Sunday, April 29, 2018
RELATED EDITORIAL: Cordray is obvious choice in Dem race for governor
RELATED EDITORIAL: GOP candidates for governor fail to earn our endorsement
By David Skolnick
The Democratic primary for governor features a crowded field of six candidates while the Republican race has just two: Attorney General Mike DeWine and Lt. Gov. Mary Taylor.
The winners of the May 8 primaries will face each other in the November general election.
On the Democratic side, the candidates are Richard Cordray of Grove City, a former state treasurer and attorney general; state Sen. Joe Schiavoni of Boardman; ex-U.S. Rep. Dennis Kucinich of Cleveland; former Ohio Supreme Court Justice Bill O’Neill of Chagrin Falls; Larry Ealy of Trotwood; and Paul Ray of Alliance.
Cordray, 58, is the only Democratic candidate to have won partisan statewide races – O’Neill won a Supreme Court race without party affiliation – and has served 15 years in the executive branch of government on the local, state and federal levels.
Cordray said his top priorities are improving health care, education and economic opportunity that will bring more and better jobs.
“We must stop diverting money from our public schools to failing for-profit charter schools that do not serve Ohio well,” he said. “We must protect the Medicaid expansion and make health care more accessible and affordable for all Ohioans.”
Schiavoni, 38, said he has “the most relevant experience and the most recent experience” of the Democratic candidates.
“Everywhere I go all over the state, people are worried about the same basic things,” he said. “It doesn’t matter who they are, who they voted for in the past; they just want a fair shot in life. People are willing and eager to work hard for what they earn. We just have to give them opportunities.”
Schiavoni said his campaign is focused on issues that matter to Ohioans such as a good jobs, quality schools, access to quality health care, and broadband internet access.
Kucinich, 71, said he supports a focus on reviving manufacturing, banning assault weapons, legalizing recreational marijuana, banning fracking, restoring Local Government Fund money from the state and increasing the minimum wage to $15 an hour for state employees and for workers of companies with state contracts.
“Existing politics structures and party policies have produced inertia and despair,” he said.
“This is the moment to transform political systems through a dynamic, high-energy, spirited approach, which carries with it powerful elements of economic, social and political reform, which catches the evolutionary impulse of people yearning to have a government which they can call their own,” Kucinich, a former Cleveland mayor, added.
The top priority for O’Neill, 70, is to legalize marijuana and release nonviolent marijuana offenders. With the $500 million he estimates the state would collect annually on sales tax, and savings of $100 million a year on incarceration, he would use those dollars to open a mental health network to treat heroin addicts and the mentally ill.

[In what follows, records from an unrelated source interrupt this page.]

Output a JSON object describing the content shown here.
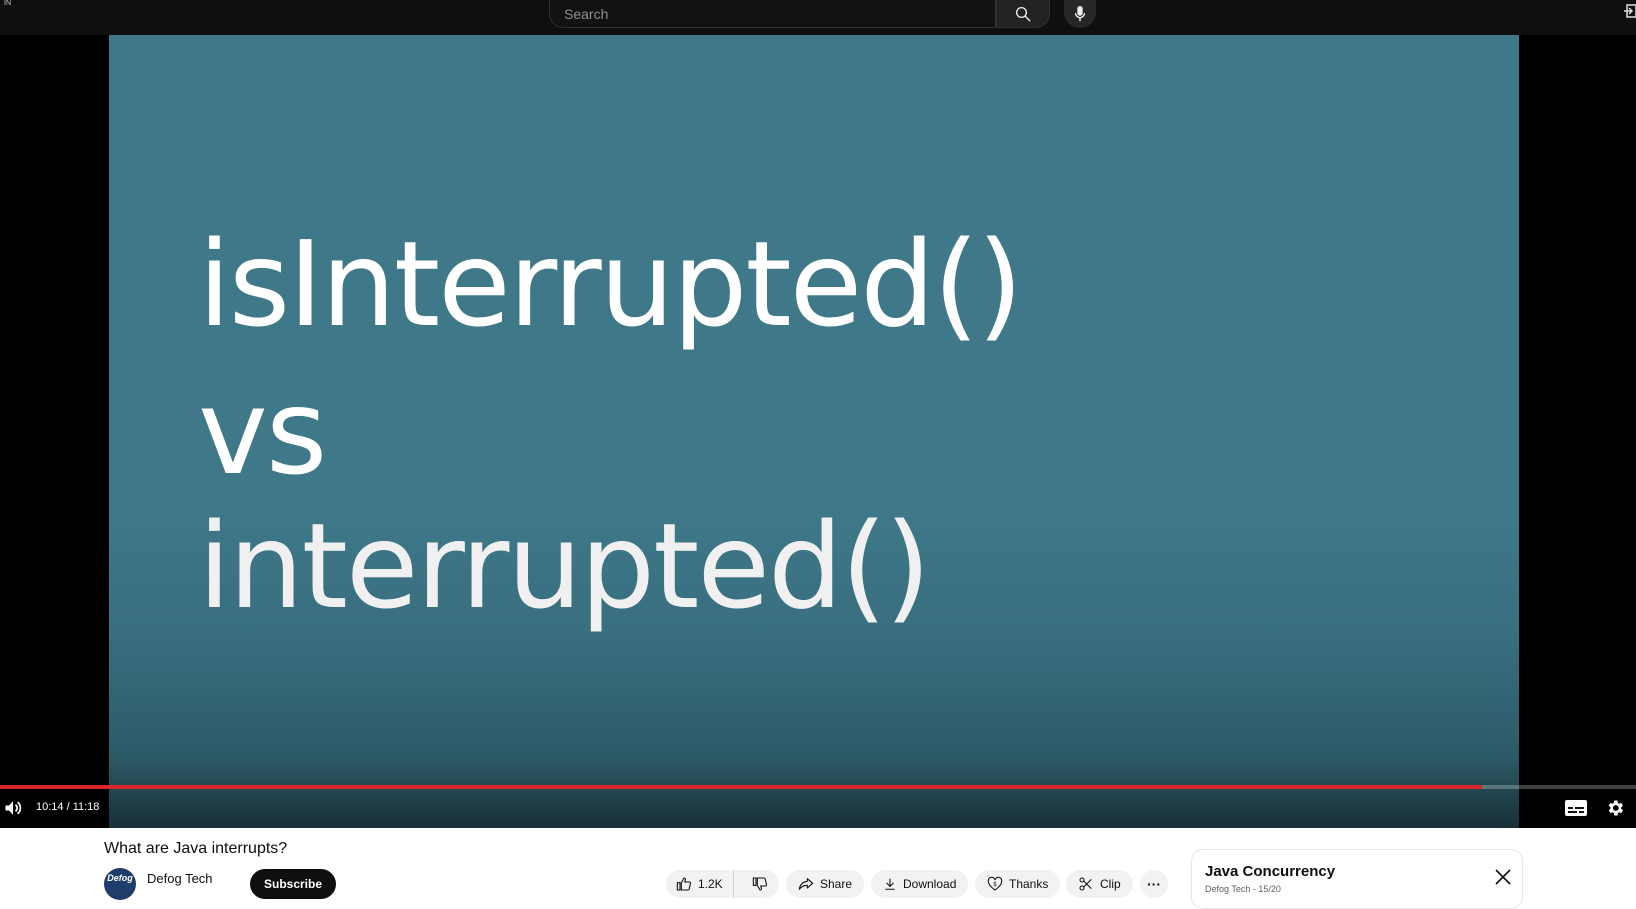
{
  "header": {
    "country_code": "IN",
    "search": {
      "placeholder": "Search",
      "value": ""
    },
    "search_button_icon": "search-icon",
    "mic_button_icon": "mic-icon",
    "corner_icon": "sign-in-icon"
  },
  "player": {
    "slide_lines": [
      "isInterrupted()",
      "vs",
      "interrupted()"
    ],
    "current_time": "10:14",
    "duration": "11:18",
    "time_display": "10:14 / 11:18",
    "progress_fraction": 0.9056,
    "colors": {
      "slide_background": "#3e7889",
      "progress": "#d9262b"
    },
    "icons": [
      "volume-icon",
      "captions-icon",
      "settings-icon"
    ]
  },
  "video": {
    "title": "What are Java interrupts?",
    "channel": {
      "name": "Defog Tech",
      "avatar_text": "Defog"
    },
    "subscribe_label": "Subscribe",
    "actions": {
      "likes": "1.2K",
      "share": "Share",
      "download": "Download",
      "thanks": "Thanks",
      "clip": "Clip",
      "more": "···"
    }
  },
  "playlist": {
    "title": "Java Concurrency",
    "meta": "Defog Tech - 15/20"
  }
}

O’Neill also wants to establish a $15-an-hour minimum wage in Ohio by the year 2020, place solar panels made in the state on all government buildings, give a state income-tax credit to every business and homeowner that installs solar panels made in the state, and reduce the cost of state university tuition, room and board to no more than $15,000 annually within four years.
All four support the continuation of the Medicaid expansion that covers an additional 700,000 poor people in the state.
On the Republican side, Taylor wants to eliminate the expansion and DeWine wants to ask the Donald Trump administration for a waiver to design a system that’s sustainable at the state level.
The race between DeWine and Taylor has been a bitter one with each accusing the other of not really being conservative.
“We think it’s important for voters to be informed and so we are reminding voters of Mike DeWine’s liberal record,” Taylor said.
DeWine said he went negative only because Taylor did so first and to label him “as a liberal is ridiculous.”
DeWine said he’s running for governor “because I can make a difference. We have kids growing up in this state who are simply not living up to their God-given potential. We have an opportunity to change that, to change lives, and we must seize that opportunity. However, we will not move forward as a state until we address some very serious challenges that are holding us back including the opioid crisis and skills/education gap.”
DeWine has a 12-point plan for fighting the opioid epidemic that includes implementing K-12 drug- prevention education in every school, getting legislation passed to give the governor the ability to declare a public health emergency, and creating a special position in his administration that would report directly to the governor to work on fighting the problem.
Taylor said she wants to end Common Core curriculum standards, shut down sanctuary cities, and she opposes any additional gun-control laws saying the ones already on the book need to be followed.
“I’m not a conservative because it’s convenient,” Taylor said. “I’m a conservative because I am a conservative and my record is pretty clear on that.”
Early voting in this and other races and issues has begun at county boards of election in Youngstown, Warren and Lisbon.
Polls will be open May 8 throughout Ohio from 6:30 a.m. to 7:30 p.m.